Data shown ->
== Segment start ==
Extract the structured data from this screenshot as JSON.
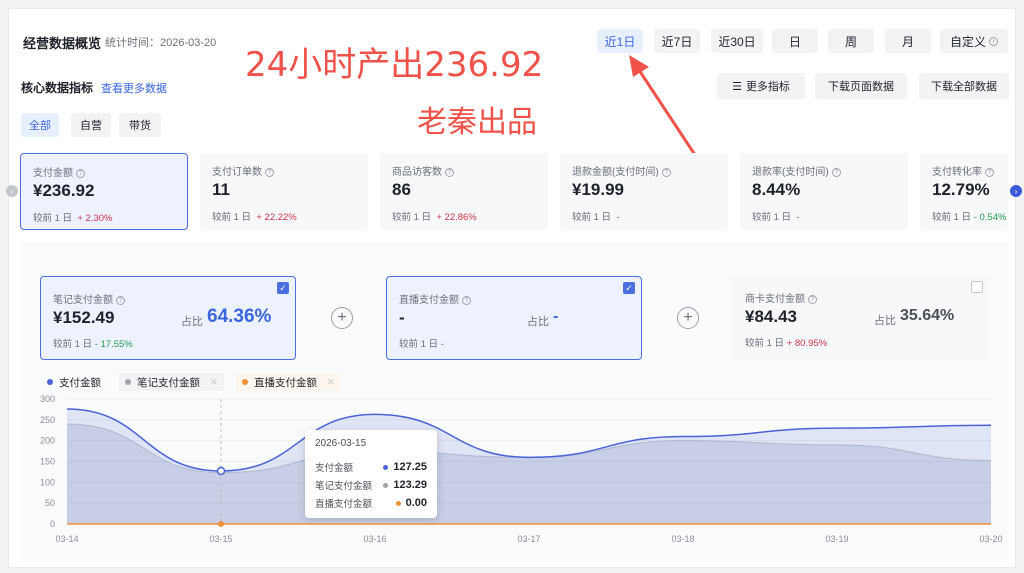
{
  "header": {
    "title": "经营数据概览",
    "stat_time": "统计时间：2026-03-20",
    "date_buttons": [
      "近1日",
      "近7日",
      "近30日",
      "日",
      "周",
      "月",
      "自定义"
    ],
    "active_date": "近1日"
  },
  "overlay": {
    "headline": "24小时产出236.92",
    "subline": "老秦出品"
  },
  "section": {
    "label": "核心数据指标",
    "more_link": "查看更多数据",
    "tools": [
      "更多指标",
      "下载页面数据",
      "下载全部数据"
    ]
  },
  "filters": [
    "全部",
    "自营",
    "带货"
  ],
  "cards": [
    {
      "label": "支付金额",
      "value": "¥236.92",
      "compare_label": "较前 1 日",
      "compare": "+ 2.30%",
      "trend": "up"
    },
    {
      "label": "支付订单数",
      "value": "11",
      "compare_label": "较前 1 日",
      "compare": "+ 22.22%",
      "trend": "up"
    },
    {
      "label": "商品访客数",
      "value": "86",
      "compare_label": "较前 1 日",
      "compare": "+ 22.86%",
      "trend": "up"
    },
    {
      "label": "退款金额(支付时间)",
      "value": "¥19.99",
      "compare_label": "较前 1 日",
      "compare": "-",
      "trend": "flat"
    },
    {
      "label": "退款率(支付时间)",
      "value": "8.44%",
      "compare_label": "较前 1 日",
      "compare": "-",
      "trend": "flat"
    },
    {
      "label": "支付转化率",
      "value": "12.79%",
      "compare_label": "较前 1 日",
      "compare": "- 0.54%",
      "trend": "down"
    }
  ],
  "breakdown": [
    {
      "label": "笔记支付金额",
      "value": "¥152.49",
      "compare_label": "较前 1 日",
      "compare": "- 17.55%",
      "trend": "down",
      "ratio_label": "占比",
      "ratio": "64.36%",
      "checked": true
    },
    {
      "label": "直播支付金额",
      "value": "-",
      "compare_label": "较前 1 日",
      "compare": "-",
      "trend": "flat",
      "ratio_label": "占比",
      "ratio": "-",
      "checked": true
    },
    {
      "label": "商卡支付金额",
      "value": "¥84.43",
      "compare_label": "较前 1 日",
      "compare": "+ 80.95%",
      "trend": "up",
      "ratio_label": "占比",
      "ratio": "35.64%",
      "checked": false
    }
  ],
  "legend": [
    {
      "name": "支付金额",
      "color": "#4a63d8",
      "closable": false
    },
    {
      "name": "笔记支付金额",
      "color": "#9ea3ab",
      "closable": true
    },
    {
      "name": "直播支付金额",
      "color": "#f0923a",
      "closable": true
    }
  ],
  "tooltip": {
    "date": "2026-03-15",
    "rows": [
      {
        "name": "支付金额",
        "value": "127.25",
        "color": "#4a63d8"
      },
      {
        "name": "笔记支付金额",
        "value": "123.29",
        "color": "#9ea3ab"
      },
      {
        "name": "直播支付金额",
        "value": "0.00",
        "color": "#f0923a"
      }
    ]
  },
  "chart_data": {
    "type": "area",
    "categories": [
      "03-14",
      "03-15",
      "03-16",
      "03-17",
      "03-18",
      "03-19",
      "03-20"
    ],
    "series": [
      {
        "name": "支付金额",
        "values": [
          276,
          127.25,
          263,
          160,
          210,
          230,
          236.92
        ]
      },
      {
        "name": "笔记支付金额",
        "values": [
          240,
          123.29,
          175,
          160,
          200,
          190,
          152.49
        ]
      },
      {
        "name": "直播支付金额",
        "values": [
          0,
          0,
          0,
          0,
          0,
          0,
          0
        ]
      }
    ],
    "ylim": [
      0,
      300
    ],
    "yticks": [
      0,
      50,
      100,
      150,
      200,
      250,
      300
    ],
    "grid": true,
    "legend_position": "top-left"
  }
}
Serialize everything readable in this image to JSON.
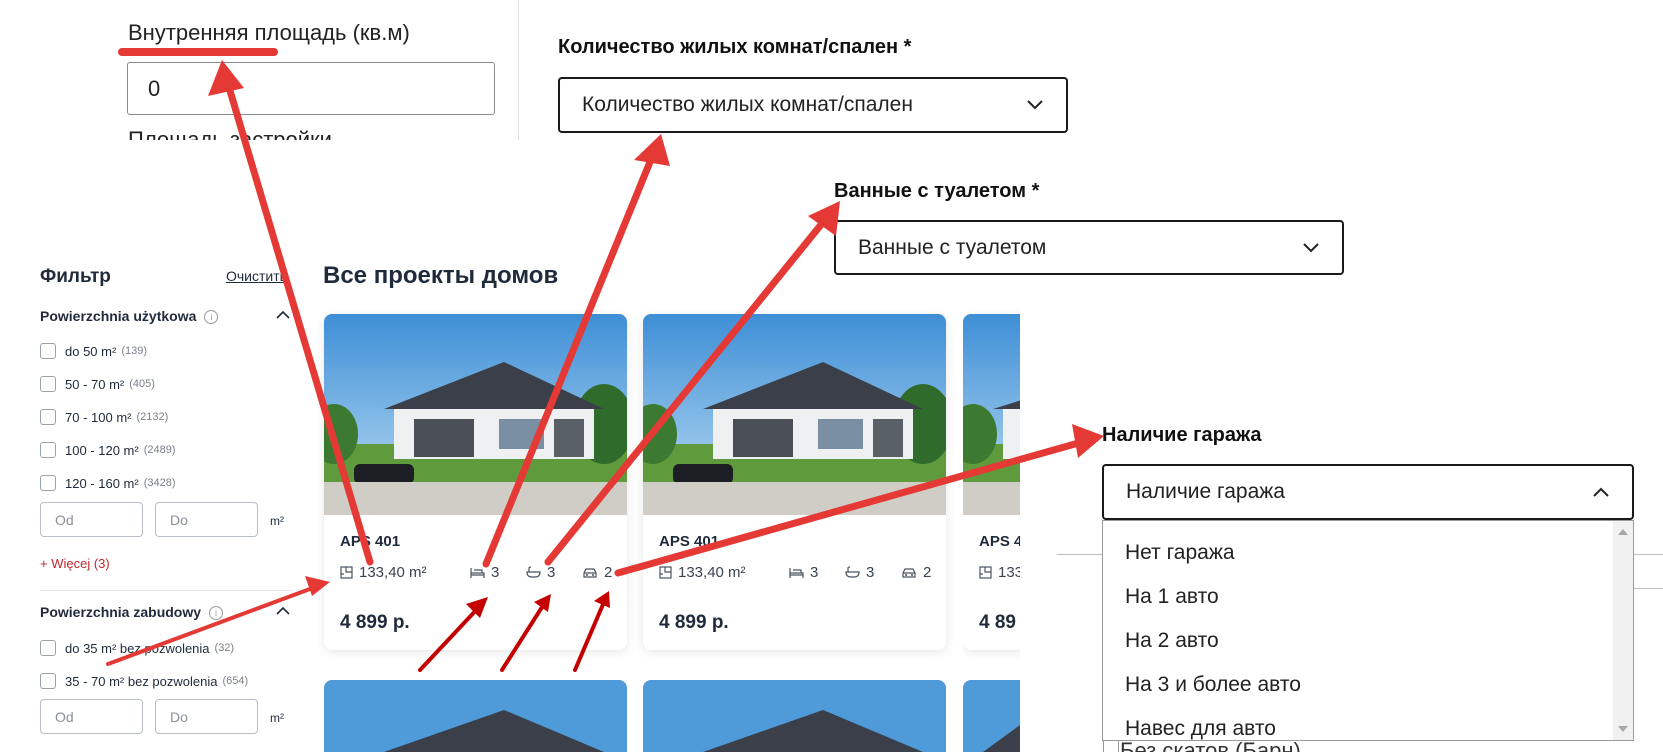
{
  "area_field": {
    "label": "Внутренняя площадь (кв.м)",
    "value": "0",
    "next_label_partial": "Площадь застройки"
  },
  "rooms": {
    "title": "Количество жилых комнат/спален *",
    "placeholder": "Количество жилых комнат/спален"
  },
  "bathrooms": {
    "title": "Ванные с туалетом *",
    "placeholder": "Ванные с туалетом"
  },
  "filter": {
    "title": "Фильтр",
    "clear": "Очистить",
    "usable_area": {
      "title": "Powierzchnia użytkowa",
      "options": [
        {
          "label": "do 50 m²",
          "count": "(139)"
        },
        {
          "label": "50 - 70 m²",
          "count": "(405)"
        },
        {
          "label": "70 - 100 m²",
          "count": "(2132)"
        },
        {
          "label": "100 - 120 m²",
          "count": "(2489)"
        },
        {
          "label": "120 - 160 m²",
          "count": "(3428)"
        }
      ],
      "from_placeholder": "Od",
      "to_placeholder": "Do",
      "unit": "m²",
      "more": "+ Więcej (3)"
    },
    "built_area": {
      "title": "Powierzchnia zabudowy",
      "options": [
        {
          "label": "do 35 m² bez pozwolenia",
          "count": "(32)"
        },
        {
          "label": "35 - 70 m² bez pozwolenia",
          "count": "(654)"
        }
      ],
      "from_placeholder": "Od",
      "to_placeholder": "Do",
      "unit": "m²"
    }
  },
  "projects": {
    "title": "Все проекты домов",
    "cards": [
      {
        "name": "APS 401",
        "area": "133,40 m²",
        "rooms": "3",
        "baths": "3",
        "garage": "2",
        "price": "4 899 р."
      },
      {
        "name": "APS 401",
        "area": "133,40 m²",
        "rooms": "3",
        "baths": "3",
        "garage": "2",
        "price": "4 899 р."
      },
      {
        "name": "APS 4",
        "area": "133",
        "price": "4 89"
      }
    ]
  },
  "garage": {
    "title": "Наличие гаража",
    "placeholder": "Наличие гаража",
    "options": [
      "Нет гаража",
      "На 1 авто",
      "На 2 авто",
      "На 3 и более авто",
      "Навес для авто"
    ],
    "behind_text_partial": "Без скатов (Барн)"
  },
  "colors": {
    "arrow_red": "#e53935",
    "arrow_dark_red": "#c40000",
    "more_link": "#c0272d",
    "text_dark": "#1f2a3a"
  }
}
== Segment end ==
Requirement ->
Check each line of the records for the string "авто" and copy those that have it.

Solution ->
      "На 1 авто",
      "На 2 авто",
      "На 3 и более авто",
      "Навес для авто"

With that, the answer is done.